There are a variety of trails totaling 15.5 miles dedicated to cross-country skiing. Winter offers a quieter experience in the park as there are fewer visitors this time of year. Catch a glimpse of winter wildlife at its finest, with the forest floor blanketed in white. Just be sure to dress accordingly.
The inland lakes including Micmac Lake, Nipisquit, Nicado and Tettegouche, all offer excellent opportunities for a remote ice fishing experience. Many of the trails are maintained throughout the winter, making access to the lakes convenient. Temperatures are most suitable for ice fishing in the dead of winter, as temperatures during early and late winter often rise above freezing.
Just as there are ATV trails available in the park, access is also available for snowmobiles during the winter months. Check out 12 miles of the Silver Trial Riders system within the park or use the park trails to connect with other area trails such as the North Shore State Trail.
A unique way to venture around the park during the winter months is snowshoeing. Snowshoes can be used anywhere throughout the park except on groomed trails. A top location for snowshoeing is along the Baptism River, where you can find wildlife and winter flora along the river’s icy edges.
Winter Camping 101
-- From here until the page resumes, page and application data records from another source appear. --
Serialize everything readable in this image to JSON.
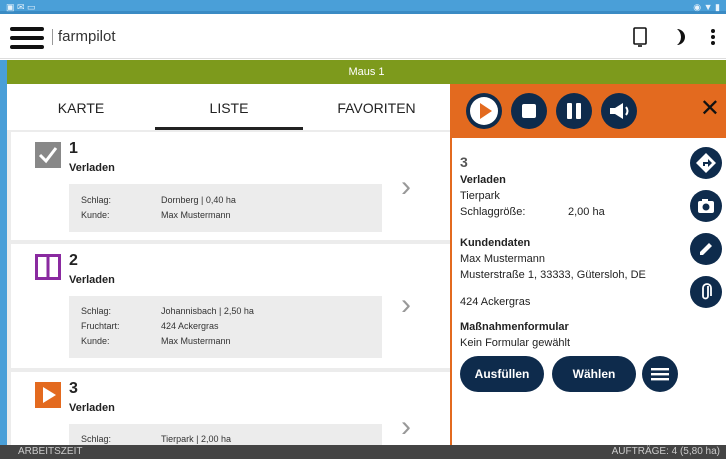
{
  "app": {
    "name": "farmpilot"
  },
  "header": {
    "machine": "Maus 1"
  },
  "tabs": [
    {
      "label": "KARTE"
    },
    {
      "label": "LISTE",
      "active": true
    },
    {
      "label": "FAVORITEN"
    }
  ],
  "list": [
    {
      "number": "1",
      "type": "Verladen",
      "status_icon": "check-icon",
      "fields": [
        {
          "key": "Schlag:",
          "value": "Dornberg  |  0,40 ha"
        },
        {
          "key": "Kunde:",
          "value": "Max Mustermann"
        }
      ]
    },
    {
      "number": "2",
      "type": "Verladen",
      "status_icon": "pause-icon",
      "fields": [
        {
          "key": "Schlag:",
          "value": "Johannisbach  |  2,50 ha"
        },
        {
          "key": "Fruchtart:",
          "value": "424 Ackergras"
        },
        {
          "key": "Kunde:",
          "value": "Max Mustermann"
        }
      ]
    },
    {
      "number": "3",
      "type": "Verladen",
      "status_icon": "play-icon",
      "fields": [
        {
          "key": "Schlag:",
          "value": "Tierpark  |  2,00 ha"
        }
      ]
    }
  ],
  "detail": {
    "number": "3",
    "type": "Verladen",
    "field_name": "Tierpark",
    "size_label": "Schlaggröße:",
    "size_value": "2,00 ha",
    "customer_heading": "Kundendaten",
    "customer_name": "Max Mustermann",
    "customer_address": "Musterstraße 1, 33333, Gütersloh, DE",
    "crop": "424 Ackergras",
    "form_heading": "Maßnahmenformular",
    "form_value": "Kein Formular gewählt",
    "fill_button": "Ausfüllen",
    "select_button": "Wählen"
  },
  "footer": {
    "left": "ARBEITSZEIT",
    "right": "AUFTRÄGE: 4 (5,80 ha)"
  },
  "colors": {
    "accent_orange": "#e36a1f",
    "navy": "#0e2b4c",
    "green": "#7d9a1c",
    "status_blue": "#4a9fd8"
  }
}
The park offers different activities throughout the year. During their Winter Camping 101 event, visitors can learn about winter camping and survival from the Tettegouche State Park Naturalist and other staff. Activities including building a traditional quinzhee, which is an insulated snow cave used for shelter, as well as learning to cook outdoors in the snow. This can be a day or overnight event, if you choose to stay in the quinzhee you helped build.